• **Exercise description**
Using the entries that follow, state how many lines contain "Storyboards", with no other words.

── Provided entries

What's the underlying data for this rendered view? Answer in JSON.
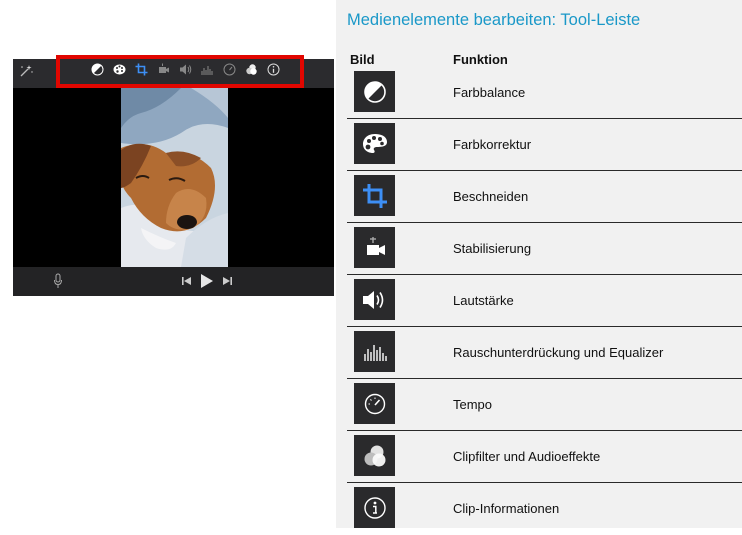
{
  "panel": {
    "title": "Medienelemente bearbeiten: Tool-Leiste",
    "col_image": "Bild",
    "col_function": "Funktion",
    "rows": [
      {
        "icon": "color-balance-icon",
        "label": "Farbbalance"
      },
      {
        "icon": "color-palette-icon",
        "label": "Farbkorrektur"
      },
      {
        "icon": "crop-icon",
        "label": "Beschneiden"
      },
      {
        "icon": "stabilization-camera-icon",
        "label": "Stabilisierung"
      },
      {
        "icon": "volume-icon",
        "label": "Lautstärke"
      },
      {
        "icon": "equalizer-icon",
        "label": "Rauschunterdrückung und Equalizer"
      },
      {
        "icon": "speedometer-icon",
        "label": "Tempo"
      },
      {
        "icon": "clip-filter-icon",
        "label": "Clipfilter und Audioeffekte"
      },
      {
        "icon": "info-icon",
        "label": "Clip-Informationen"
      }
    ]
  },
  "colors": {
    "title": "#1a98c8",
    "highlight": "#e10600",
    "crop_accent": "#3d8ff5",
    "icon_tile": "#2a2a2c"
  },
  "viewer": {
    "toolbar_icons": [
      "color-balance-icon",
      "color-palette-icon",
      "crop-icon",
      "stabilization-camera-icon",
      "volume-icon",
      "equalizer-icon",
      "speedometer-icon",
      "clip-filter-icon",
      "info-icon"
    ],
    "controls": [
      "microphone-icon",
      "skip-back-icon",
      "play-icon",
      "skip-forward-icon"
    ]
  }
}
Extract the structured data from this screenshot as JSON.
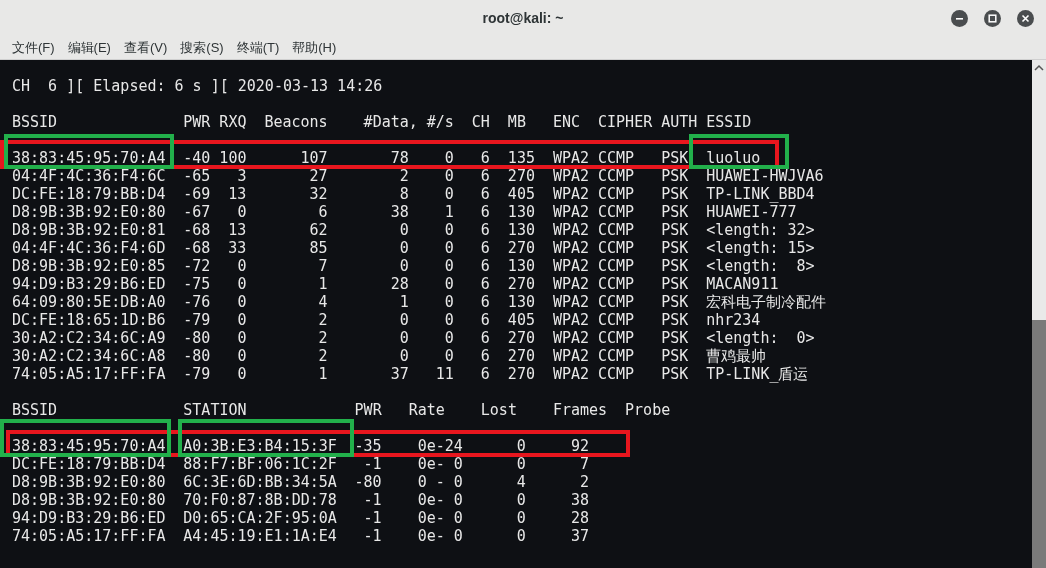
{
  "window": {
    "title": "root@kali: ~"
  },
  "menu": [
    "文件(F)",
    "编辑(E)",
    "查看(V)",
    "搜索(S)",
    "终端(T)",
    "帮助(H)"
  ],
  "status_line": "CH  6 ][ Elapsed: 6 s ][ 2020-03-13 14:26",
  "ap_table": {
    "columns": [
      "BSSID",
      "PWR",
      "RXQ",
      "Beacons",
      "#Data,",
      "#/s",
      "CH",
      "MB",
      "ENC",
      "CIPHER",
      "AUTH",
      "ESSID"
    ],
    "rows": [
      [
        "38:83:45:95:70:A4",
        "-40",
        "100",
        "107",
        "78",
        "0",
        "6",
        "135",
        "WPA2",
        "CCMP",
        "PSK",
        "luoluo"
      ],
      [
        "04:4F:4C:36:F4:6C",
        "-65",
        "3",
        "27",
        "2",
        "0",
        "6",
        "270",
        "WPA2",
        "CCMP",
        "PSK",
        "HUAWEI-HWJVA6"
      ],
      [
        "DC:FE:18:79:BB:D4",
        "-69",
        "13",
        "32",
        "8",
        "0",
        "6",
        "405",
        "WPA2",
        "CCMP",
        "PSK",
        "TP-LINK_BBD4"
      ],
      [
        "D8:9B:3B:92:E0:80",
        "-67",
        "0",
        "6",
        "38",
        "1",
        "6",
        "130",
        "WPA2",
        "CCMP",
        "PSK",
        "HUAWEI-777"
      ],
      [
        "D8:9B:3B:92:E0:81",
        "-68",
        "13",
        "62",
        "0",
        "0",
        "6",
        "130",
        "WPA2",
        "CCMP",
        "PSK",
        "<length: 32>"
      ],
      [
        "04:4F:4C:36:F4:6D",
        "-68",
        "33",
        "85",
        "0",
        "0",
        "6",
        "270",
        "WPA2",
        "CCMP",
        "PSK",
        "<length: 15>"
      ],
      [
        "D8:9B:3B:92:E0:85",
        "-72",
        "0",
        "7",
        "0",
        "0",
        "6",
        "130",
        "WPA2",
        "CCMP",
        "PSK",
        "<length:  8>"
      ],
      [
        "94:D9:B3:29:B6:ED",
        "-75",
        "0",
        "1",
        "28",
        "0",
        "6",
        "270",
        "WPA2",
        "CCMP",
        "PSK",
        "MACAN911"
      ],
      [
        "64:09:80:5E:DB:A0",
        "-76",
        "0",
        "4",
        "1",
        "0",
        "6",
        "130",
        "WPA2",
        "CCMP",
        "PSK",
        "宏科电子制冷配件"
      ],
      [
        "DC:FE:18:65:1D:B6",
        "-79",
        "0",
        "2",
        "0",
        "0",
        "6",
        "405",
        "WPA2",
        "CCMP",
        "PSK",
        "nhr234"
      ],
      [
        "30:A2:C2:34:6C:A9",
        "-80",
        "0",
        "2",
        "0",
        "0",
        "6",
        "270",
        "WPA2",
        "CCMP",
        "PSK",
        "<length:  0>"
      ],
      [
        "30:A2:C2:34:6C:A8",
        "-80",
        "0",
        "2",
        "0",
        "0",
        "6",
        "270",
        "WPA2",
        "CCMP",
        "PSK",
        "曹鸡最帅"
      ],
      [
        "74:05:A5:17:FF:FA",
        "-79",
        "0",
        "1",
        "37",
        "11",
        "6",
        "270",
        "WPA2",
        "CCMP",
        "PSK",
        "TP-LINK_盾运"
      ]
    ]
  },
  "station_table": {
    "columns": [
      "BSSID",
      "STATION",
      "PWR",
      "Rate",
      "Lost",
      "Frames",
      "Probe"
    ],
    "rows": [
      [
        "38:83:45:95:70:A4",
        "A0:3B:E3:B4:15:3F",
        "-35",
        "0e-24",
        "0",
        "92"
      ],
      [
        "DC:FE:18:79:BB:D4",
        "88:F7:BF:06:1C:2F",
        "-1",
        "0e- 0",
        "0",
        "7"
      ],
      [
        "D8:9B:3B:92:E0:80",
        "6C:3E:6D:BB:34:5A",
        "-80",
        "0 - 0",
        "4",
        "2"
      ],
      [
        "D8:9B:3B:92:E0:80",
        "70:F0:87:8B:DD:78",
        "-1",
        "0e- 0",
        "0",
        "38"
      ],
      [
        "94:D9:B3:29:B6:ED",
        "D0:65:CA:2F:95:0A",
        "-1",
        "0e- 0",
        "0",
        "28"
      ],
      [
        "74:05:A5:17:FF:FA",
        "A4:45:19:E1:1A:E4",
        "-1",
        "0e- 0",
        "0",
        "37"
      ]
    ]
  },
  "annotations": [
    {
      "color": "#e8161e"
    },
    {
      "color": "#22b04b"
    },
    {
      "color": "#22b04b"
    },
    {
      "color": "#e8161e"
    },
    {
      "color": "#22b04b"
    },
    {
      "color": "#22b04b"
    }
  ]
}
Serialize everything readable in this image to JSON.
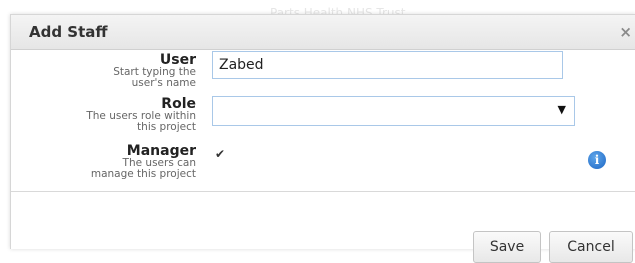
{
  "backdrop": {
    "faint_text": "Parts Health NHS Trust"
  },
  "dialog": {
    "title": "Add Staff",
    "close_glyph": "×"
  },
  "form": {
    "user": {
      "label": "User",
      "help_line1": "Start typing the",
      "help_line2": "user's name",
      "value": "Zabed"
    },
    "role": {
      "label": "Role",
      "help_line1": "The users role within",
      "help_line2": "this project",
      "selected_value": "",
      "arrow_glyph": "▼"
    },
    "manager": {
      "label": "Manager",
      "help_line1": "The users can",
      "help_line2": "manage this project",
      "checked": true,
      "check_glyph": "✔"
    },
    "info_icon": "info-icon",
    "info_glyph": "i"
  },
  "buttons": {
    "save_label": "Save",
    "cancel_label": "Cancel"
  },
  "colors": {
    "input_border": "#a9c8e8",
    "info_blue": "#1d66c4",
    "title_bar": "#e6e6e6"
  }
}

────
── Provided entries

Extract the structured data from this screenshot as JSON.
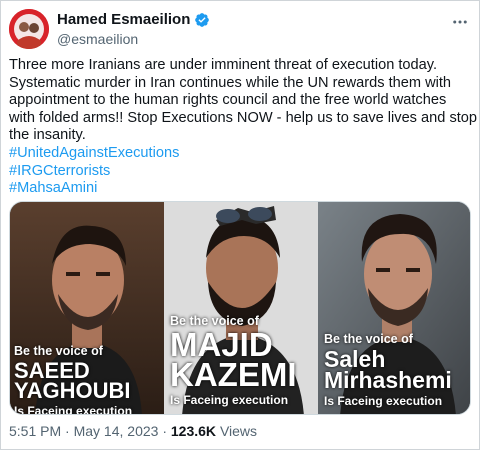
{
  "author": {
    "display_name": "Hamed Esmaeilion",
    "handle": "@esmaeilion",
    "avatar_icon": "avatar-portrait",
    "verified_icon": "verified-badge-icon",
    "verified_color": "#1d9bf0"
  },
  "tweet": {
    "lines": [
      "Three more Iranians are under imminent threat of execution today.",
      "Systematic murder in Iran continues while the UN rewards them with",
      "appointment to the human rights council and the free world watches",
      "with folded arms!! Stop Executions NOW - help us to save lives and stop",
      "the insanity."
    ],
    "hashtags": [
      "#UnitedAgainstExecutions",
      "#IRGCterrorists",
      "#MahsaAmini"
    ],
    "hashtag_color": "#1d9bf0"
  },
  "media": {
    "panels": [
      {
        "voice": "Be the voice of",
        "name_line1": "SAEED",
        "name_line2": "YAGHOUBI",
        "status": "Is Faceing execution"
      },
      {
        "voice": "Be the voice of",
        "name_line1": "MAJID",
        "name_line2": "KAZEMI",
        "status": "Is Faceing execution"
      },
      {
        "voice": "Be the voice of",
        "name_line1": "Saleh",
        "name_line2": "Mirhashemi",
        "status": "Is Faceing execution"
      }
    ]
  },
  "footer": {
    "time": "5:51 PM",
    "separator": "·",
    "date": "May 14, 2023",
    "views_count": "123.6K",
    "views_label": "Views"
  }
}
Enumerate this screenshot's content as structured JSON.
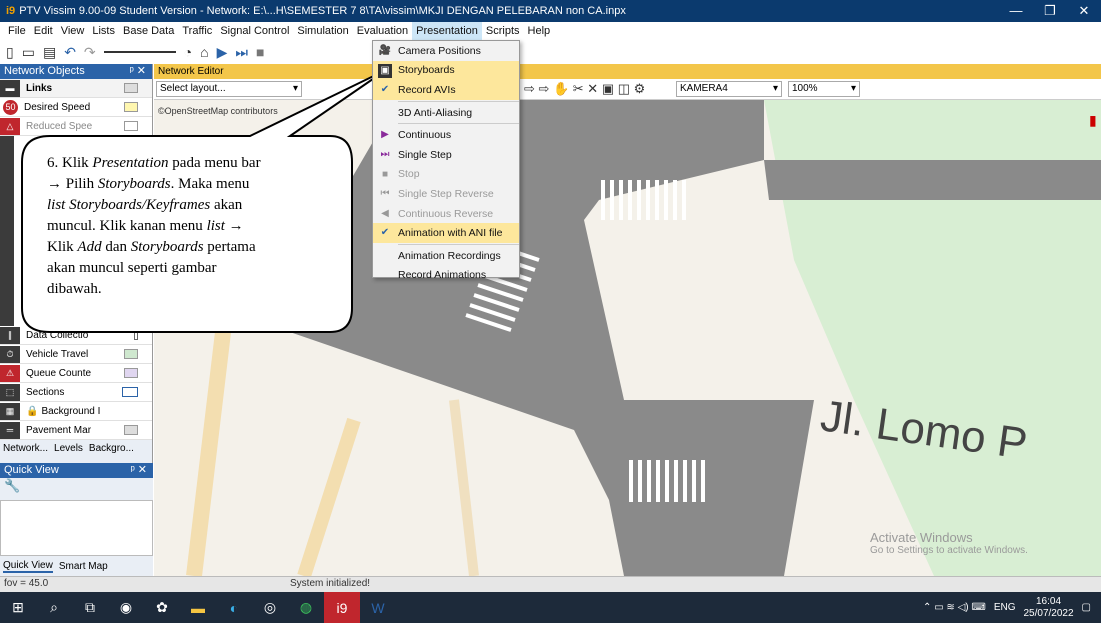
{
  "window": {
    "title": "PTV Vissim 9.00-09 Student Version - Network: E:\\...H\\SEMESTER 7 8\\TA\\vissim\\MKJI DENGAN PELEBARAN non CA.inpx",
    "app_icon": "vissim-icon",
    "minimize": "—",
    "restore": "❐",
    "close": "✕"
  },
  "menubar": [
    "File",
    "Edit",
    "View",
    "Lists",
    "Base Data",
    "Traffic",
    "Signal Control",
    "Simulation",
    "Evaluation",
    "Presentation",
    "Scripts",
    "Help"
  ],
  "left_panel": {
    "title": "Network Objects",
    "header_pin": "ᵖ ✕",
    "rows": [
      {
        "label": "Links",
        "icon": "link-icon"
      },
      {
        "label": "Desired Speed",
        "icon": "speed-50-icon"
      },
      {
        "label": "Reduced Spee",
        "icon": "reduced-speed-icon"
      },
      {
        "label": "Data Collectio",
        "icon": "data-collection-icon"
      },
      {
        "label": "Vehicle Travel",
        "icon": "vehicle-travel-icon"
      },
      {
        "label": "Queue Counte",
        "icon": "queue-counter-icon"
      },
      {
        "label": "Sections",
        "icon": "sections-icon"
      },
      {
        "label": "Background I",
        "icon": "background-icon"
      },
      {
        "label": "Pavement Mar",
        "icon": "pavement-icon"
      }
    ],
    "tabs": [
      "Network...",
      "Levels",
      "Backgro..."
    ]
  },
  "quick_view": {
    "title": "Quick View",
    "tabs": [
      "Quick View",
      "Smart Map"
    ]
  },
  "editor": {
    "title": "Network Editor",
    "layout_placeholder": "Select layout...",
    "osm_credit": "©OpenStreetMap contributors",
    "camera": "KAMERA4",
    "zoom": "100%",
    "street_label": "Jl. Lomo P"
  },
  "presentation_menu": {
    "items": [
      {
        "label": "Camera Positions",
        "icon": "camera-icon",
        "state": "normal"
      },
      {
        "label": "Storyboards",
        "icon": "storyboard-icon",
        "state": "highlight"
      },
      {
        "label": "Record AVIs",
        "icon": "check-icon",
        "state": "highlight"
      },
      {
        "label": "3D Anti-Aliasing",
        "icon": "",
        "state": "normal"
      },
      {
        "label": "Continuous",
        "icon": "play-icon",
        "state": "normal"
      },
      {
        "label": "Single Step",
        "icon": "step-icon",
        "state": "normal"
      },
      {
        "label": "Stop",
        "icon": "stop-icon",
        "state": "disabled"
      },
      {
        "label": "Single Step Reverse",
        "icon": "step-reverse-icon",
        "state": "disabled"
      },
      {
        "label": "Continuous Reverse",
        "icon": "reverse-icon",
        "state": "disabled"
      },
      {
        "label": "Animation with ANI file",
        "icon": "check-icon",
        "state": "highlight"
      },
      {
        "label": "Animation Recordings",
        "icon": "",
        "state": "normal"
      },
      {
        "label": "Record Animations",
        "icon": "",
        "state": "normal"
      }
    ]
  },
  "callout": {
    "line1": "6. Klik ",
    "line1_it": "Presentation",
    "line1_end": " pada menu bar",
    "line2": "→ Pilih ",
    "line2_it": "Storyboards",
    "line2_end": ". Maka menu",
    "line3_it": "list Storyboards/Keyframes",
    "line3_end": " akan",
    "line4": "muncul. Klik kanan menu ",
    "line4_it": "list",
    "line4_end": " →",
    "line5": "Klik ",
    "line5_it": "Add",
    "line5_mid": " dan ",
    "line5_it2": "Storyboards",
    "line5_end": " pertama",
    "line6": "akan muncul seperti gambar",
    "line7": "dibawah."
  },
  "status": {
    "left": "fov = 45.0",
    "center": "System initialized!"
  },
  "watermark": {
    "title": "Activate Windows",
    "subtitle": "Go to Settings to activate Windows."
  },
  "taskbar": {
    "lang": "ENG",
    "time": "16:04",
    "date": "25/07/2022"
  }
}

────
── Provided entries

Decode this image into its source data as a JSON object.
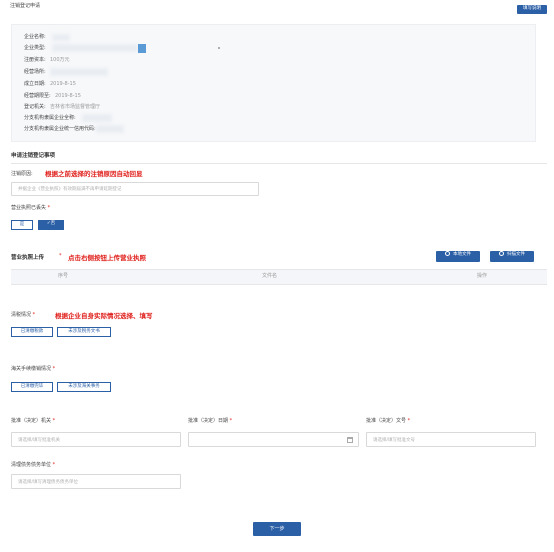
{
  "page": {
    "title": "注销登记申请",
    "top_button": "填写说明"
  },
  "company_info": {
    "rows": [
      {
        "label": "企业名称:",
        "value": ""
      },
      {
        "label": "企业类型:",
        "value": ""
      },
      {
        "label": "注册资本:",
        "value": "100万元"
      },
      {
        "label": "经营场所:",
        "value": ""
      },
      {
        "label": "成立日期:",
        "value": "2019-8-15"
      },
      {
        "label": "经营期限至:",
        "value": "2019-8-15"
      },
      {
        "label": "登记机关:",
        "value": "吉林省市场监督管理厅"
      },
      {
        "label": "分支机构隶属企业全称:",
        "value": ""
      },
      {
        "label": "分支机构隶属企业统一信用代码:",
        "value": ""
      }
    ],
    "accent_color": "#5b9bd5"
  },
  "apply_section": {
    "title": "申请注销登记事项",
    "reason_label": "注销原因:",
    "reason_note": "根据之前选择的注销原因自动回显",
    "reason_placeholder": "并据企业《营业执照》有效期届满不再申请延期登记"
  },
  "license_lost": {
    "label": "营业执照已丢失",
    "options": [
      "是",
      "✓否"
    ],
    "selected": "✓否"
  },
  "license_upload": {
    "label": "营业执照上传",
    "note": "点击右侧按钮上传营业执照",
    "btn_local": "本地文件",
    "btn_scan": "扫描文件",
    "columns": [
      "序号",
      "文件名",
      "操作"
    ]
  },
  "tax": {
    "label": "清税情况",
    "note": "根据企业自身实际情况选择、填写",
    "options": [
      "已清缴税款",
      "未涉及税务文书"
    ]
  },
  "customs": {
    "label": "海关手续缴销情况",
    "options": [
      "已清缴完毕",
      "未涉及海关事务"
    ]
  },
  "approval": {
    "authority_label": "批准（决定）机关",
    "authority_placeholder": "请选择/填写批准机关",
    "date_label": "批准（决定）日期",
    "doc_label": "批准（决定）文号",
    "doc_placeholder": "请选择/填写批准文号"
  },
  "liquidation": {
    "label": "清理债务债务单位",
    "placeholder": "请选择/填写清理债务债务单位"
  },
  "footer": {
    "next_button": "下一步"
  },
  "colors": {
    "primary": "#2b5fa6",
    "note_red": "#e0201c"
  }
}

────

• **Output for this task**
4